Littell's Living Age/Volume 134/Issue 1732/Capturing Ostriches
The greatest feat of an Arab hunter is to capture an ostrich. Being very shy and cautious, and living on the sandy plains, where there is little chance to take it by surprise, it can be captured only by a well-planned and long-continued pursuit on the swiftest horse. The ostrich has two curious habits in running when alarmed. It always starts with outspread wings against the wind, so that it can scent the approach of an enemy. Its sense of smell is so keen that it can detect a person a great distance long before he can be seen. The other curious habit is that of running in a circle. Usually five or six ostriches are found in company.
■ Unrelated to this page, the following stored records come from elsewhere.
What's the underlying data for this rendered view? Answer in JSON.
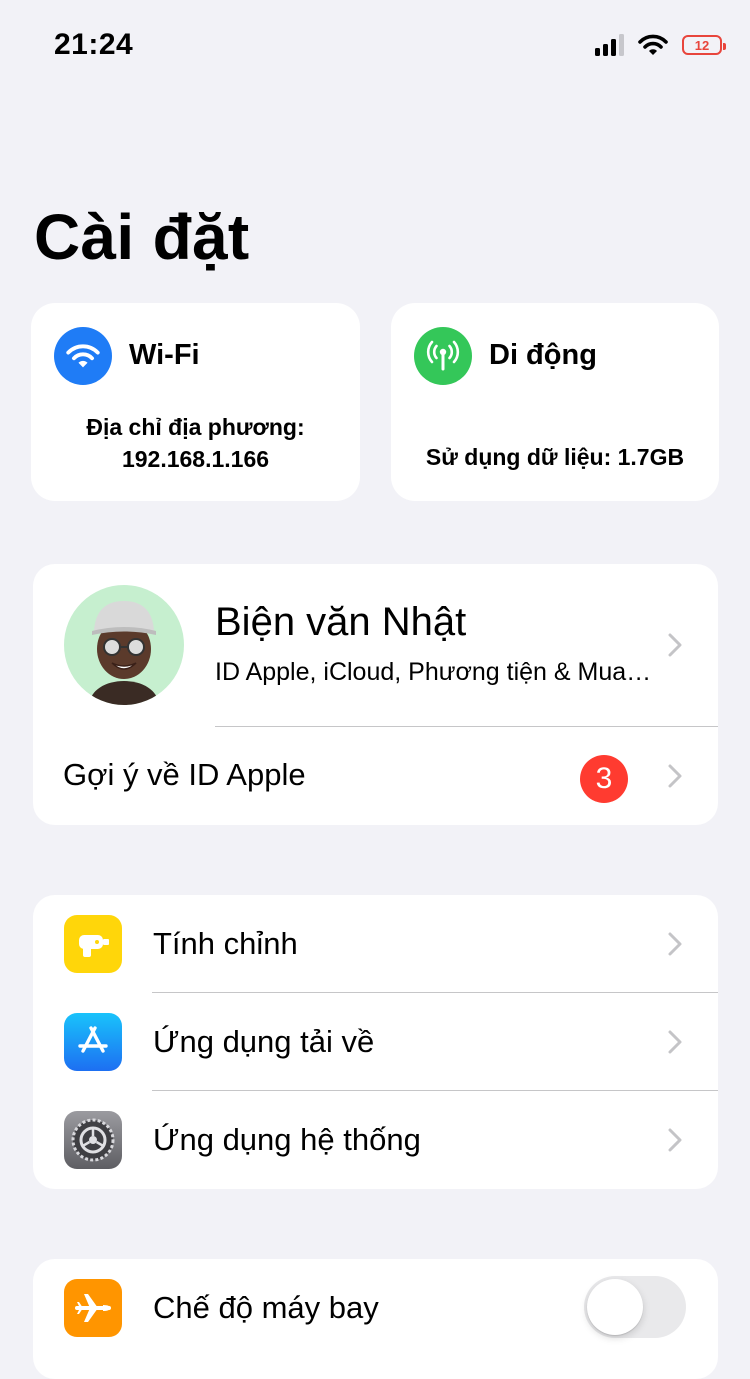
{
  "status_bar": {
    "time": "21:24",
    "battery_level": "12",
    "icons": [
      "cellular-signal-icon",
      "wifi-icon",
      "battery-icon"
    ]
  },
  "page": {
    "title": "Cài đặt"
  },
  "wifi_card": {
    "title": "Wi-Fi",
    "subtitle_line1": "Địa chỉ địa phương:",
    "subtitle_line2": "192.168.1.166",
    "icon": "wifi-icon",
    "color": "#1f7cf6"
  },
  "cellular_card": {
    "title": "Di động",
    "subtitle": "Sử dụng dữ liệu: 1.7GB",
    "icon": "cellular-antenna-icon",
    "color": "#34c759"
  },
  "profile": {
    "name": "Biện văn Nhật",
    "subtitle": "ID Apple, iCloud, Phương tiện & Mua hàng",
    "suggestions_label": "Gợi ý về ID Apple",
    "suggestions_badge": "3"
  },
  "general_group": {
    "items": [
      {
        "label": "Tính chỉnh",
        "icon": "customize-icon",
        "color": "#ffd60a"
      },
      {
        "label": "Ứng dụng tải về",
        "icon": "app-store-icon",
        "color": "#1c8ef9"
      },
      {
        "label": "Ứng dụng hệ thống",
        "icon": "settings-gear-icon",
        "color": "#8e8e93"
      }
    ]
  },
  "network_group": {
    "items": [
      {
        "label": "Chế độ máy bay",
        "icon": "airplane-icon",
        "color": "#ff9500",
        "toggle_on": false
      }
    ]
  },
  "colors": {
    "background": "#f2f2f7",
    "badge": "#ff3b30",
    "battery_low": "#e8453c"
  }
}
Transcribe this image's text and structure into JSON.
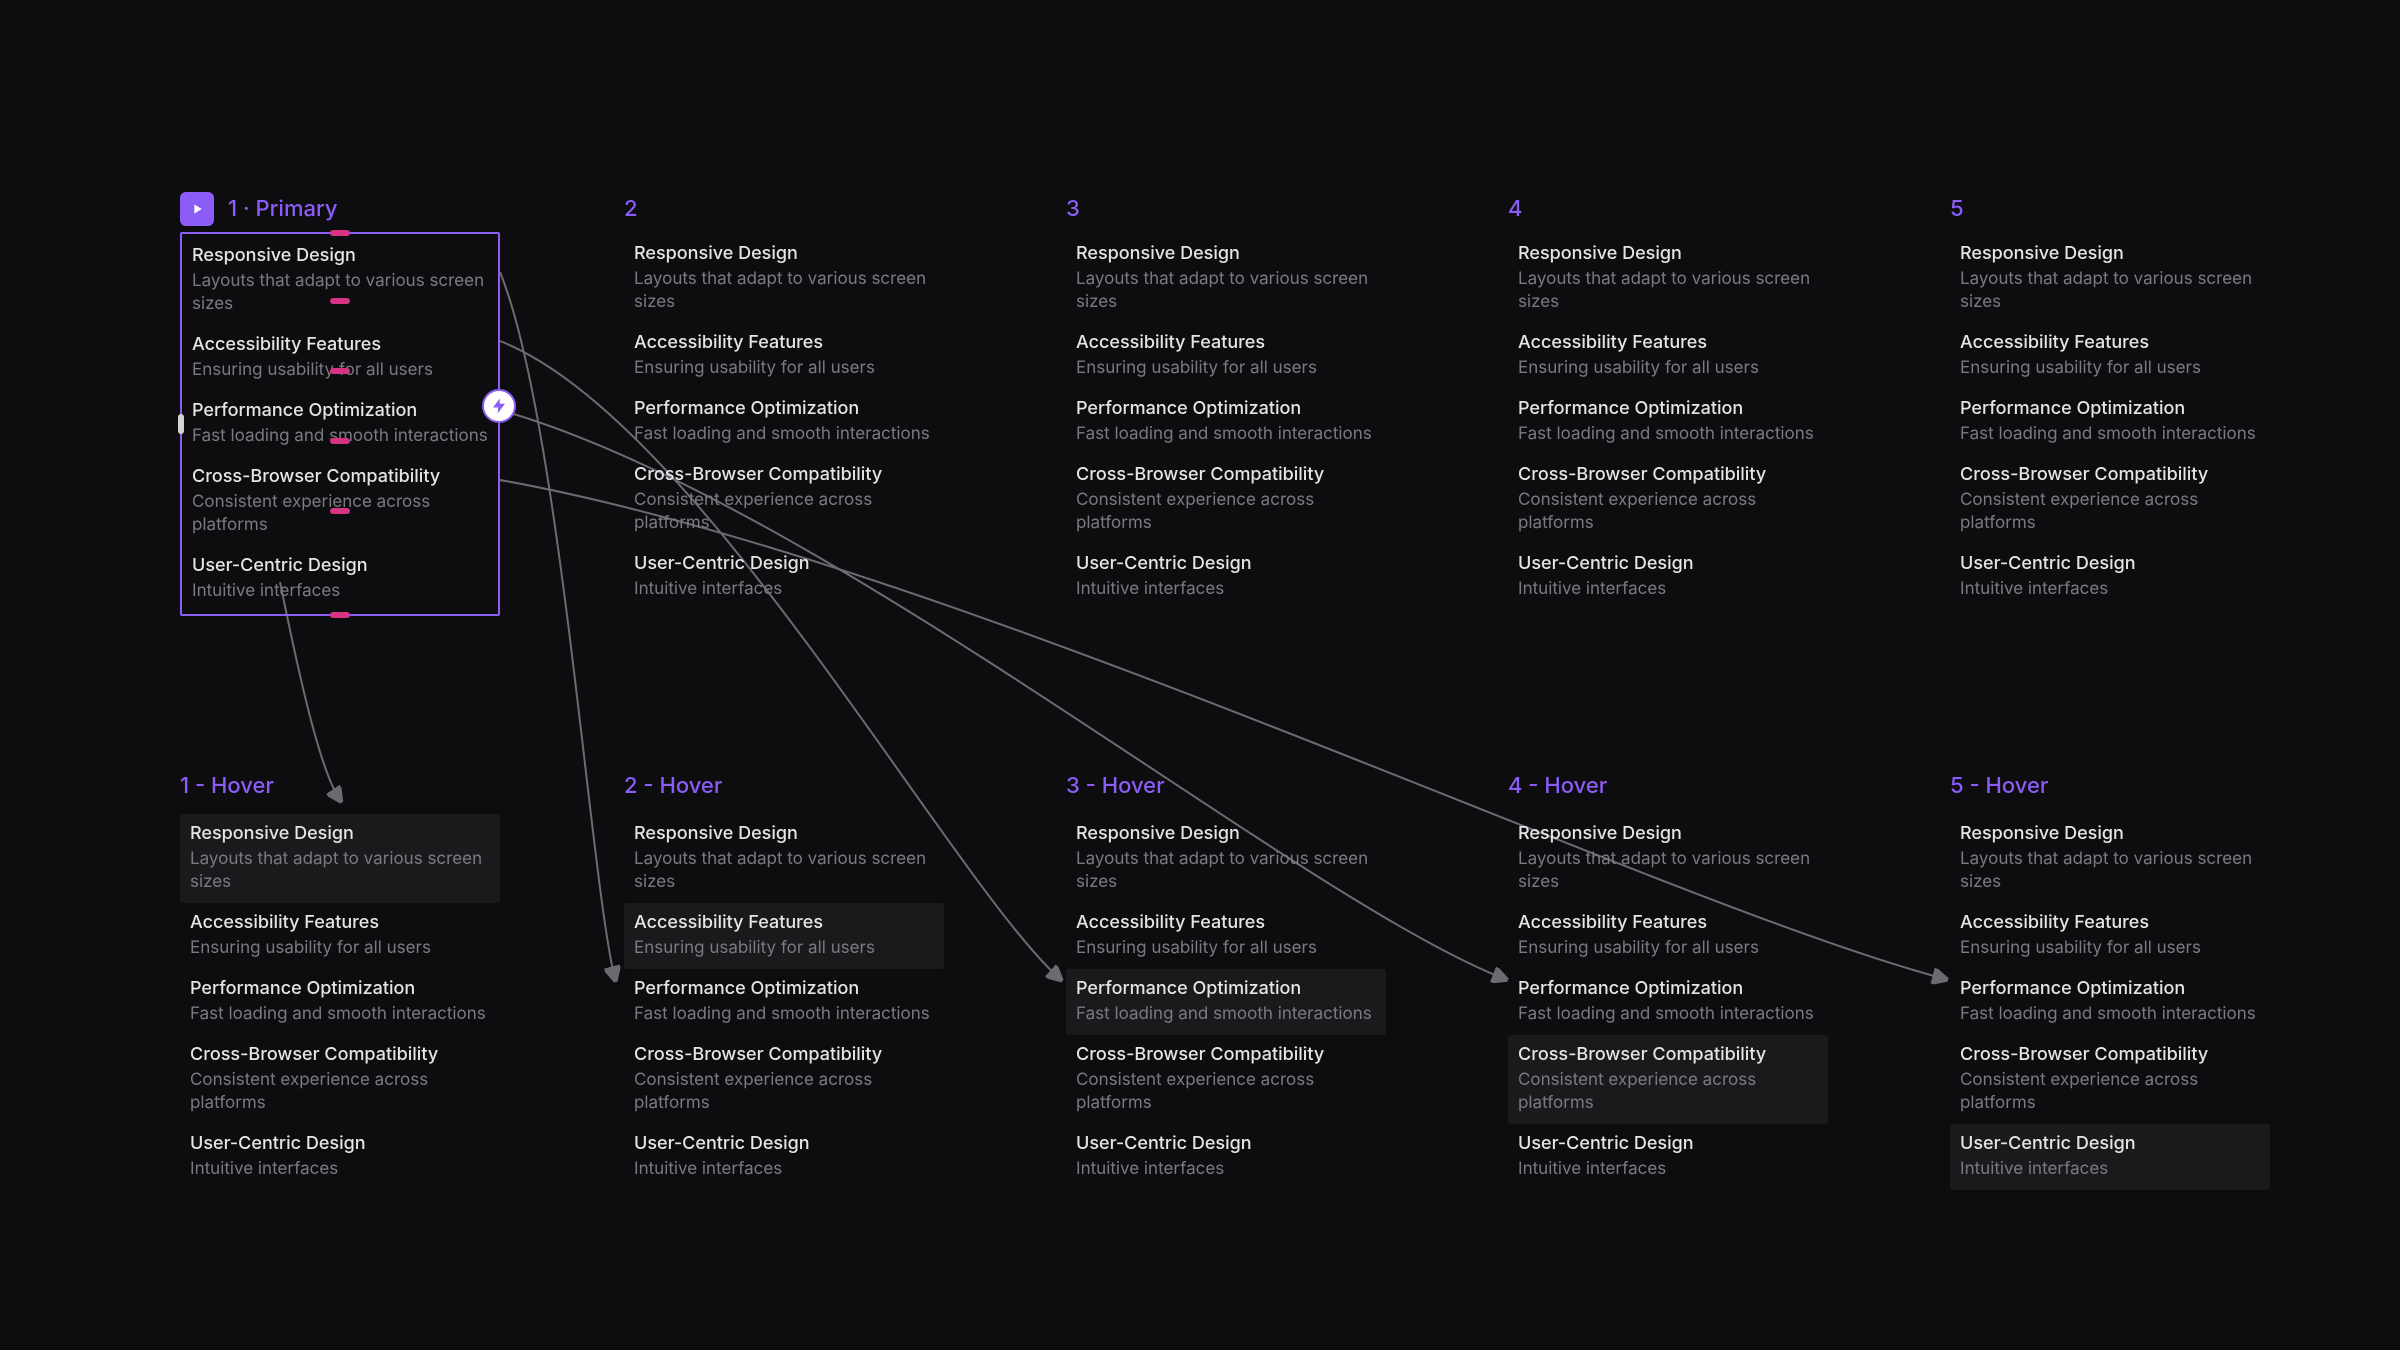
{
  "colors": {
    "accent": "#8b5cf6",
    "handle": "#d63384",
    "connector": "#6b6b70"
  },
  "items": [
    {
      "title": "Responsive Design",
      "desc": "Layouts that adapt to various screen sizes"
    },
    {
      "title": "Accessibility Features",
      "desc": "Ensuring usability for all users"
    },
    {
      "title": "Performance Optimization",
      "desc": "Fast loading and smooth interactions"
    },
    {
      "title": "Cross-Browser Compatibility",
      "desc": "Consistent experience across platforms"
    },
    {
      "title": "User-Centric Design",
      "desc": "Intuitive interfaces"
    }
  ],
  "variants": {
    "top": [
      {
        "label": "1 · Primary",
        "selected": true,
        "hoveredIndex": null,
        "showPlayBadge": true
      },
      {
        "label": "2",
        "selected": false,
        "hoveredIndex": null,
        "showPlayBadge": false
      },
      {
        "label": "3",
        "selected": false,
        "hoveredIndex": null,
        "showPlayBadge": false
      },
      {
        "label": "4",
        "selected": false,
        "hoveredIndex": null,
        "showPlayBadge": false
      },
      {
        "label": "5",
        "selected": false,
        "hoveredIndex": null,
        "showPlayBadge": false
      }
    ],
    "bottom": [
      {
        "label": "1 - Hover",
        "selected": false,
        "hoveredIndex": 0
      },
      {
        "label": "2 - Hover",
        "selected": false,
        "hoveredIndex": 1
      },
      {
        "label": "3 - Hover",
        "selected": false,
        "hoveredIndex": 2
      },
      {
        "label": "4 - Hover",
        "selected": false,
        "hoveredIndex": 3
      },
      {
        "label": "5 - Hover",
        "selected": false,
        "hoveredIndex": 4
      }
    ]
  },
  "interactionBadge": {
    "icon": "bolt"
  }
}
When discovered, part of the hunters, mounted on fleet horses, will pursue the birds; while the other hunters will gallop away at right angles to the course the ostriches have taken. When these hunters think they have gone far enough to cross the path the birds will be likely to take, they watch upon some rise of ground for their approach. If the hunters hit the right place and see the ostriches, they at once start in pursuit with fresh horses, and sometimes they overtake one or two of the birds; but often one or two of the fleet horses fall, completely tired out with so sharp a chase.